● **Task statement**:
The lines to return are those below that contain the word "SPINS".
---------- Records
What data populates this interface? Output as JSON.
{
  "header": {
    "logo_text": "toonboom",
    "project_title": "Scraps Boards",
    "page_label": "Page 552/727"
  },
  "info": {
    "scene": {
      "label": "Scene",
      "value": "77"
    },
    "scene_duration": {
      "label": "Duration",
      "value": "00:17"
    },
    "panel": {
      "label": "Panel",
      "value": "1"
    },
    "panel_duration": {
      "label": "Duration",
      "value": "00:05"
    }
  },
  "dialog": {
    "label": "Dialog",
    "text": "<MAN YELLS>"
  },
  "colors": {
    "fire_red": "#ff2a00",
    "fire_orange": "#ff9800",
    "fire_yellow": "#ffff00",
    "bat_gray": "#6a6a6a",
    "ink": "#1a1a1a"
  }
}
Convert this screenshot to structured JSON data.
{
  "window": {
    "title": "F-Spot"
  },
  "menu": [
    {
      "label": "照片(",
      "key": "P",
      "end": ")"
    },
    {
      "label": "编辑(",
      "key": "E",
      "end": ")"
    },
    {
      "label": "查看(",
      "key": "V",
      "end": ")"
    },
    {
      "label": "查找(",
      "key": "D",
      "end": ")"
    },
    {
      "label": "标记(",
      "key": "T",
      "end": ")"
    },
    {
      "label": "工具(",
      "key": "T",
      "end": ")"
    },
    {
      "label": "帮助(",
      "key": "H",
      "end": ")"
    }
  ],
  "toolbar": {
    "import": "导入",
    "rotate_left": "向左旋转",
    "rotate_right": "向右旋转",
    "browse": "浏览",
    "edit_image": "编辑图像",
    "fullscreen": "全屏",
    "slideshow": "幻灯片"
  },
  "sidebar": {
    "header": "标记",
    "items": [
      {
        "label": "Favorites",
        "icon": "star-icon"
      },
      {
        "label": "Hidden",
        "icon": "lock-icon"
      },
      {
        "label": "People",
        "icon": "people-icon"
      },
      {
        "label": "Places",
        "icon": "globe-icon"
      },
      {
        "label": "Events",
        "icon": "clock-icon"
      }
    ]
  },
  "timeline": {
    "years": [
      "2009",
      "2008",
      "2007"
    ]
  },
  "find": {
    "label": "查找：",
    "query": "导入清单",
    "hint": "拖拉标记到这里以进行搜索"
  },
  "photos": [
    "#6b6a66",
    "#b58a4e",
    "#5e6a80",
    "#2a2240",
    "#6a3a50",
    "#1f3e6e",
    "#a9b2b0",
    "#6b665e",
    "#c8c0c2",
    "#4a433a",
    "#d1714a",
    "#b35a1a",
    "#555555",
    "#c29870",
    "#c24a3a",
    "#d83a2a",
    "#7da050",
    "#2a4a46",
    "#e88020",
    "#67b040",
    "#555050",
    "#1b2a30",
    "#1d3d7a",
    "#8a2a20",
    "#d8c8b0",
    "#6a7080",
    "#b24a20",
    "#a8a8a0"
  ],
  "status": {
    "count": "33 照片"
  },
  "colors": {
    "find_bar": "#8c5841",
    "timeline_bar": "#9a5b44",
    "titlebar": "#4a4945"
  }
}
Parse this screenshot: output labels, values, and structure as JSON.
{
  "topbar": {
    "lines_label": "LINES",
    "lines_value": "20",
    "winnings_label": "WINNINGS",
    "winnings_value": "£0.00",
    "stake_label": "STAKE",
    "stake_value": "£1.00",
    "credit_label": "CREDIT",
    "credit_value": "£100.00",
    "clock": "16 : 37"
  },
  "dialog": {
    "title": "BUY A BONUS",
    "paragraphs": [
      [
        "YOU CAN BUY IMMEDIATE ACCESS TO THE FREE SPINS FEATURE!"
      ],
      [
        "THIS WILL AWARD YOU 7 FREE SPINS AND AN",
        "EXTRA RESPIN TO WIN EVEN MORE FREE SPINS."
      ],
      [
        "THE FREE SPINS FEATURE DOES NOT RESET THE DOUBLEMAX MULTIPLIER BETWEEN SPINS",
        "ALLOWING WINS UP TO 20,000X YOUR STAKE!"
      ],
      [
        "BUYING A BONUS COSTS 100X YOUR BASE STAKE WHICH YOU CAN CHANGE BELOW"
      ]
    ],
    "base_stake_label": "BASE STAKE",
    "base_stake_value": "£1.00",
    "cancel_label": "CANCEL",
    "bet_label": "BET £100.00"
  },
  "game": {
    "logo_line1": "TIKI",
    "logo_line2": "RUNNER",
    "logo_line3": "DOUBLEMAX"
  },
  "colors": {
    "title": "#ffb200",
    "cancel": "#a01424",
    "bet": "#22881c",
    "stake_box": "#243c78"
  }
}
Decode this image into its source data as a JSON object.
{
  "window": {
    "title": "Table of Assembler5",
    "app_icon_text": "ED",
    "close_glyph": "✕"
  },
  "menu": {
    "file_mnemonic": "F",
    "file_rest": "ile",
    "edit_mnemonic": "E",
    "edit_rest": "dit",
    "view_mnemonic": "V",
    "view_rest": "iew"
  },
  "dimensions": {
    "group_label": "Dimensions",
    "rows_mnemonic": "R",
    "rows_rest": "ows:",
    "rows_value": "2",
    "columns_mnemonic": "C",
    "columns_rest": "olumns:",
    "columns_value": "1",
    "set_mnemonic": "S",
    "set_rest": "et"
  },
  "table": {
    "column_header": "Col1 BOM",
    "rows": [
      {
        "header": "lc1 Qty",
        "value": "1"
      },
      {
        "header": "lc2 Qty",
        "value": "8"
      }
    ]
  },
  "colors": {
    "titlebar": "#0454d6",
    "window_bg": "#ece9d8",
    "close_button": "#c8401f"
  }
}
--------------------
● **Response to the task**:
        "YOU CAN BUY IMMEDIATE ACCESS TO THE FREE SPINS FEATURE!"
        "THIS WILL AWARD YOU 7 FREE SPINS AND AN",
        "EXTRA RESPIN TO WIN EVEN MORE FREE SPINS."
        "THE FREE SPINS FEATURE DOES NOT RESET THE DOUBLEMAX MULTIPLIER BETWEEN SPINS",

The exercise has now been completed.